There are other bottom-six-caliber names. One upon a time, Dany Heatley was one of the best scorers in the league. Last season, he made six appearances for Anaheim, cleared waivers, got traded to Florida, and didn't make an appearance for the Panthers.  With players like him, there may be flashes of greatness but they're so few and far between that it's probably not worth a contract.  His career could be over; if the Devils are interested, I would prefer they give him a try out in camp first to see if the 34-year old can do something.

The Devils could try to be the next team to hope David Booth can stay healthy and be good.  On the one hand, Booth actually played in the NHL last season for a significant amount of games, averaged 1.8 shots per game, and has a history of good possession except for last season. On the other, he averaged less than twelve minutes per game on a bad Toronto team, put up only seven goals and six assists to continue a decline in production, and he wasn't available for the whole season.  I'd still prefer him over someone like, say, Daniel Paille who got wrecked in possession with Boston last season, averaged less than a shot per game, and put up the same number of points in 71 games.  I wouldn't prefer him over Blake Comeau, who for $700,000, put up sixteen goals, 31 points, a good possession rate, and averaged over fifteen minutes per game.  Why not rate him higher?  Because he just had his best season since 2010-11 due in part of playing significant minutes with Evgeni Malkin and Chris Kunitz. Comeau may get a good raise, but the Devils have no Malkin and so I wouldn't expect a repeat should he come to New Jersey.   He may fit in better on the bottom six than Booth, Paille, Heatley, and maybe even Glencross.

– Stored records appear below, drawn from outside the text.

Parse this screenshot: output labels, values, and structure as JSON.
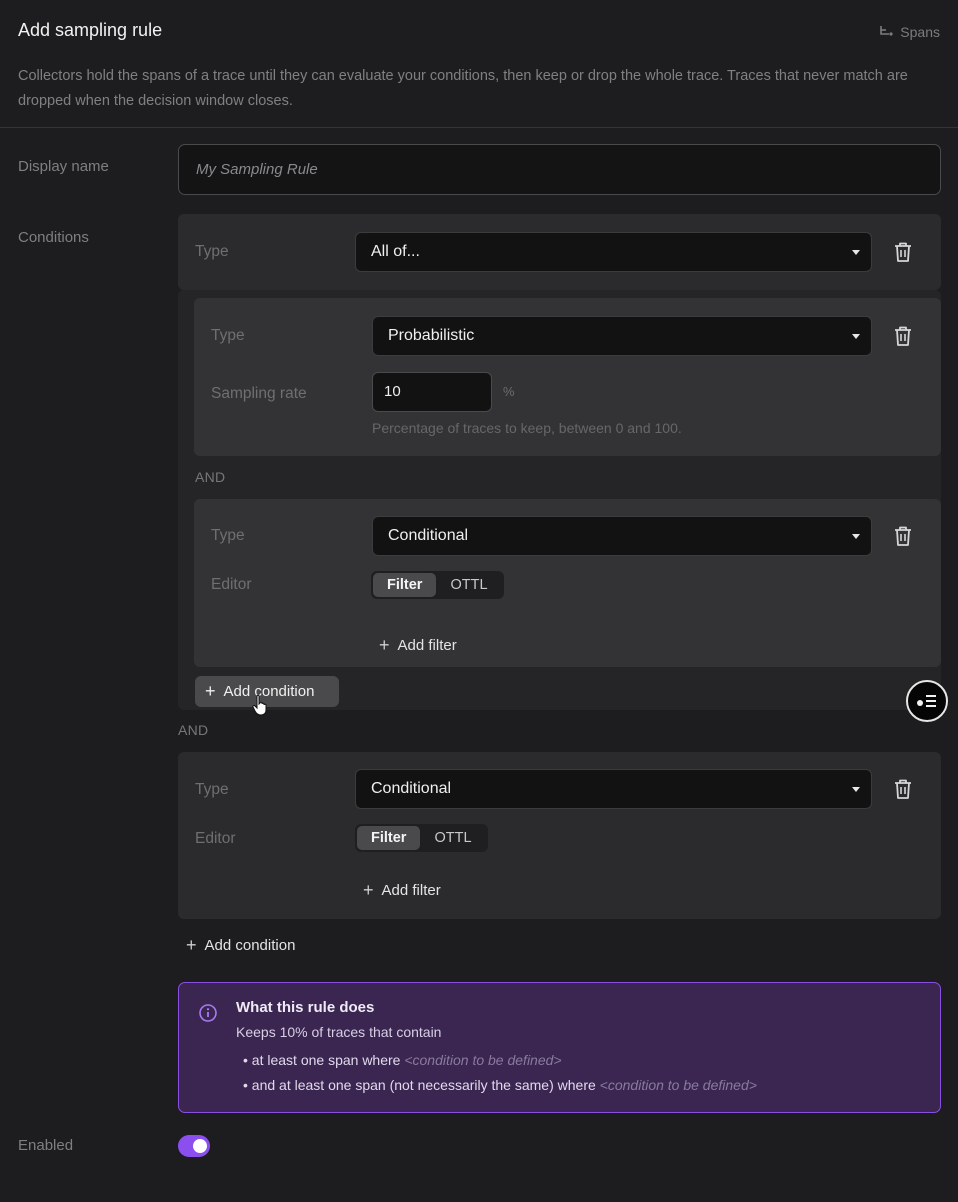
{
  "header": {
    "title": "Add sampling rule",
    "spans_link": "Spans",
    "description": "Collectors hold the spans of a trace until they can evaluate your conditions, then keep or drop the whole trace. Traces that never match are dropped when the decision window closes."
  },
  "form": {
    "display_name_label": "Display name",
    "display_name_placeholder": "My Sampling Rule",
    "conditions_label": "Conditions",
    "enabled_label": "Enabled",
    "enabled": true
  },
  "root_condition": {
    "type_label": "Type",
    "type_value": "All of..."
  },
  "nested": {
    "probabilistic": {
      "type_label": "Type",
      "type_value": "Probabilistic",
      "rate_label": "Sampling rate",
      "rate_value": "10",
      "rate_unit": "%",
      "rate_hint": "Percentage of traces to keep, between 0 and 100."
    },
    "and_label": "AND",
    "conditional": {
      "type_label": "Type",
      "type_value": "Conditional",
      "editor_label": "Editor",
      "editor_options": [
        "Filter",
        "OTTL"
      ],
      "add_filter": "Add filter"
    },
    "add_condition": "Add condition"
  },
  "outer_and_label": "AND",
  "second_conditional": {
    "type_label": "Type",
    "type_value": "Conditional",
    "editor_label": "Editor",
    "editor_options": [
      "Filter",
      "OTTL"
    ],
    "add_filter": "Add filter"
  },
  "add_condition": "Add condition",
  "summary": {
    "title": "What this rule does",
    "subtitle": "Keeps 10% of traces that contain",
    "item1_prefix": "at least one span where",
    "item1_placeholder": "<condition to be defined>",
    "item2_prefix": "and at least one span (not necessarily the same) where",
    "item2_placeholder": "<condition to be defined>"
  },
  "colors": {
    "accent": "#8b4ff0",
    "background": "#1d1d1f",
    "panel": "#2b2b2d",
    "summary_bg": "#3a2650"
  },
  "icons": [
    "spans-icon",
    "trash-icon",
    "plus-icon",
    "info-icon",
    "filter-list-icon",
    "pointer-cursor-icon"
  ]
}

Ultimately, that's the reality of the situation.  This is your pending UFA left wingers right now: Erik Cole who will turn 37 next season; Tomas Fleischmann, who's coming off a second straight low-production season; whoever overpays for Matt Beleskey, and some names that may be better for a bottom-six role. That's it.   While the Devils do not have a dearth of left wingers like they have on the right side, if they want to get more offense at that position, then they're likely going to have to find it with a trade.  Given that there's more talent at center - not top scorers, but more talent - the right play through free agency may be to pick up one of them that could handle first or second line minutes. This way the team can move Patrik Elias and/or Adam Henrique to left wing to bolster the position led by Mike Cammalleri.

Again, I feel bad for any team that wants a top-six caliber left winger who can be productive in free agency this year. They're going to have to settle for less or nothing.  The Devils do need that kind of player, but again, they have left wingers to fill in the spaces.  They can ensure that by picking up a center or two.  We'll discuss that next week.  In the meantime, what do you think of this year's class of unrestricted free agent left wingers?  Should the Devils try to get any of them? If so, who and why?  Should the Devils try to trade for a left winger, or should they focus solely on right wingers or centers that might be able to play right wing?  Please leave your answers and other thoughts about the pending UFA left wing forwards in the comments. Thank you for reading.